By HENRY M. PARKHURST.
Properly speaking, the art of measuring light has not been discovered. We cannot subtract from the given light a determinate amount and subject the remainder to independent determination. What is called measuring light consists in either reducing the given light in a known proportion, making it apparently equal to another standard light, or making it too faint to be perceptible. Both these methods are subject to so many disturbing causes that it is not surprising that many astronomers are inclined to adhere to the ancient method of estimation, by following which Argelander in the northern hemisphere, Gould in the southern hemisphere, and Schönfeld in the intermediate region, have furnished us standard magnitudes for all the lucid stars, and all the brighter telescopic stars, of marvelous consistency. A series of twenty standards, half a magnitude apart, being firmly impressed upon the mind, the observer made his comparison of each star with the corresponding standard, with such interpolation of brightness as was practicable; and those who use their catalogues have many hundreds of thousands of stars to assist them in adapting their own estimations to the same system.

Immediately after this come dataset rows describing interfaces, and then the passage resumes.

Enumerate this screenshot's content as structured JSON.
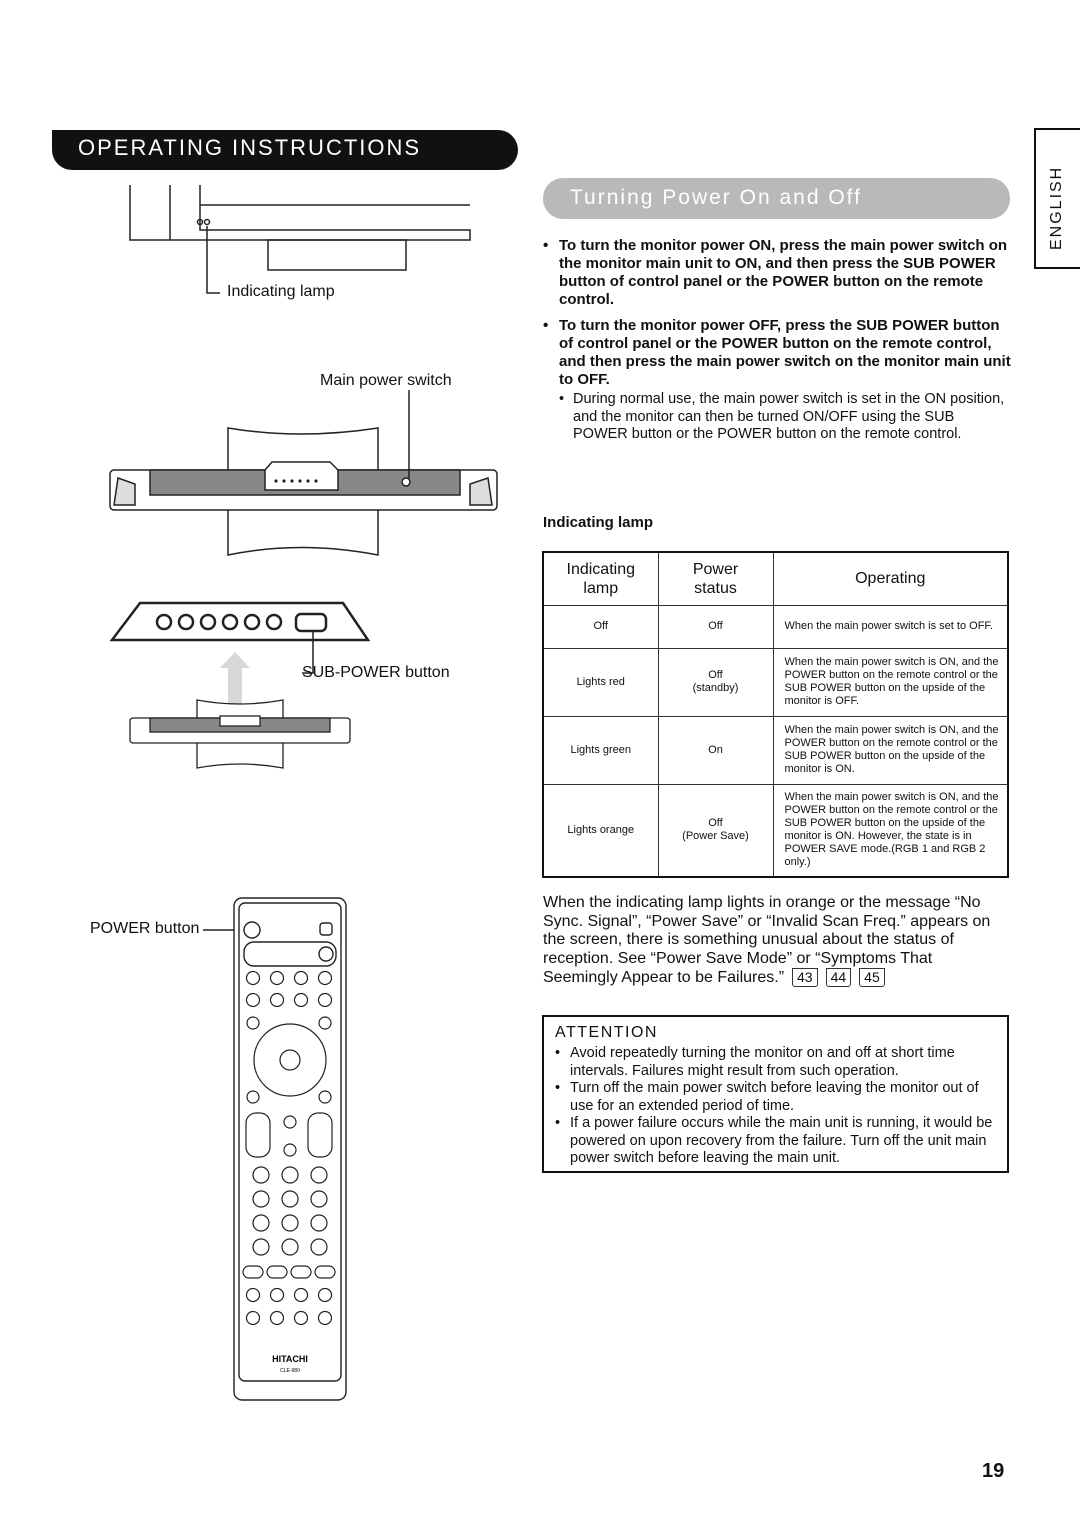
{
  "header": {
    "title": "OPERATING INSTRUCTIONS",
    "language_tab": "ENGLISH"
  },
  "section": {
    "title": "Turning Power On and Off"
  },
  "instructions": [
    "To turn the monitor power ON, press the main power switch on the monitor main unit to ON, and then press the SUB POWER button of control panel or the POWER button on the remote control.",
    "To turn the monitor power OFF, press the SUB POWER button of control panel or the POWER button on the remote control, and then press the main power switch on the monitor main unit to OFF."
  ],
  "note": "During normal use, the main power switch is set in the ON position, and the monitor can then be turned ON/OFF using the SUB POWER button or the POWER button on the remote control.",
  "lamp_section": {
    "heading": "Indicating lamp",
    "columns": [
      "Indicating lamp",
      "Power status",
      "Operating"
    ],
    "rows": [
      {
        "lamp": "Off",
        "status": "Off",
        "status2": "",
        "operating": "When the main power switch is set to OFF."
      },
      {
        "lamp": "Lights red",
        "status": "Off",
        "status2": "(standby)",
        "operating": "When the main power switch is ON, and the POWER button on the remote control or the SUB POWER button on the upside of the monitor is OFF."
      },
      {
        "lamp": "Lights green",
        "status": "On",
        "status2": "",
        "operating": "When the main power switch is ON, and the POWER button on the remote control or the SUB POWER button on the upside of the monitor is ON."
      },
      {
        "lamp": "Lights orange",
        "status": "Off",
        "status2": "(Power Save)",
        "operating": "When the main power switch is ON, and the POWER button on the remote control or the SUB POWER button on the upside of the monitor is ON. However, the state is in POWER SAVE mode.(RGB 1 and RGB 2 only.)"
      }
    ]
  },
  "paragraph": "When the indicating lamp lights in orange or the message “No Sync. Signal”, “Power Save” or “Invalid Scan Freq.” appears on the screen, there is something unusual about the status of reception. See “Power Save Mode” or “Symptoms That Seemingly Appear to be Failures.”",
  "page_refs": [
    "43",
    "44",
    "45"
  ],
  "attention": {
    "title": "ATTENTION",
    "items": [
      "Avoid repeatedly turning the monitor on and off at short time intervals. Failures might result from such operation.",
      "Turn off the main power switch before leaving the monitor out of use for an extended period of time.",
      "If a power failure occurs while the main unit is running, it would be powered on upon recovery from the failure. Turn off the unit main power switch before leaving the main unit."
    ]
  },
  "illustration_labels": {
    "indicating_lamp": "Indicating lamp",
    "main_power_switch": "Main power switch",
    "sub_power_button": "SUB-POWER button",
    "power_button": "POWER button",
    "remote_brand": "HITACHI",
    "remote_model": "CLE-980"
  },
  "page_number": "19",
  "colors": {
    "header_bg": "#111111",
    "section_pill": "#b9b9b9"
  }
}
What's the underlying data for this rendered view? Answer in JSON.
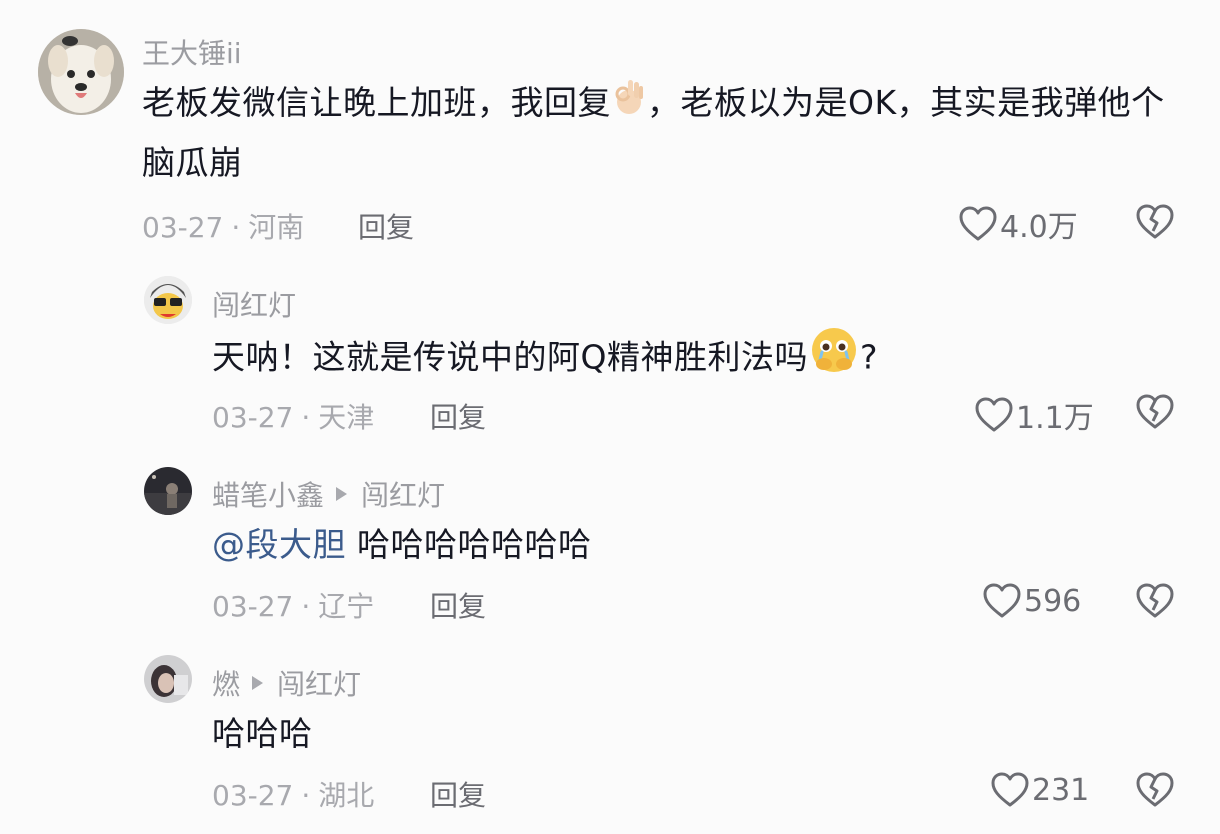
{
  "comments": [
    {
      "user": "王大锤ii",
      "text_before": "老板发微信让晚上加班，我回复",
      "text_after": "，老板以为是OK，其实是我弹他个脑瓜崩",
      "date": "03-27",
      "location": "河南",
      "reply_label": "回复",
      "likes": "4.0万"
    },
    {
      "user": "闯红灯",
      "text_before": "天呐！这就是传说中的阿Q精神胜利法吗",
      "text_after": "?",
      "date": "03-27",
      "location": "天津",
      "reply_label": "回复",
      "likes": "1.1万"
    },
    {
      "user": "蜡笔小鑫",
      "reply_to": "闯红灯",
      "mention": "@段大胆",
      "text": " 哈哈哈哈哈哈哈",
      "date": "03-27",
      "location": "辽宁",
      "reply_label": "回复",
      "likes": "596"
    },
    {
      "user": "燃",
      "reply_to": "闯红灯",
      "text": "哈哈哈",
      "date": "03-27",
      "location": "湖北",
      "reply_label": "回复",
      "likes": "231"
    }
  ],
  "icons": {
    "like": "heart-outline-icon",
    "dislike": "broken-heart-icon",
    "arrow": "reply-arrow-icon"
  },
  "colors": {
    "mention": "#3b5b8c",
    "meta": "#a8a9ae",
    "background": "#fbfbfb"
  }
}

In a perfect photometry, each magnitude corresponds to a certain proportion of the light of the next brighter magnitude. Sensation varies in geometric proportion; and a photometric scale founded upon geometric progression has many advantages. So far as precision is concerned, the ratio of the magnitude is unimportant. Pogson's ratio of 27/2, or more accurately the number corresponding to the logarithm (0.4000) has been extensively used and is remark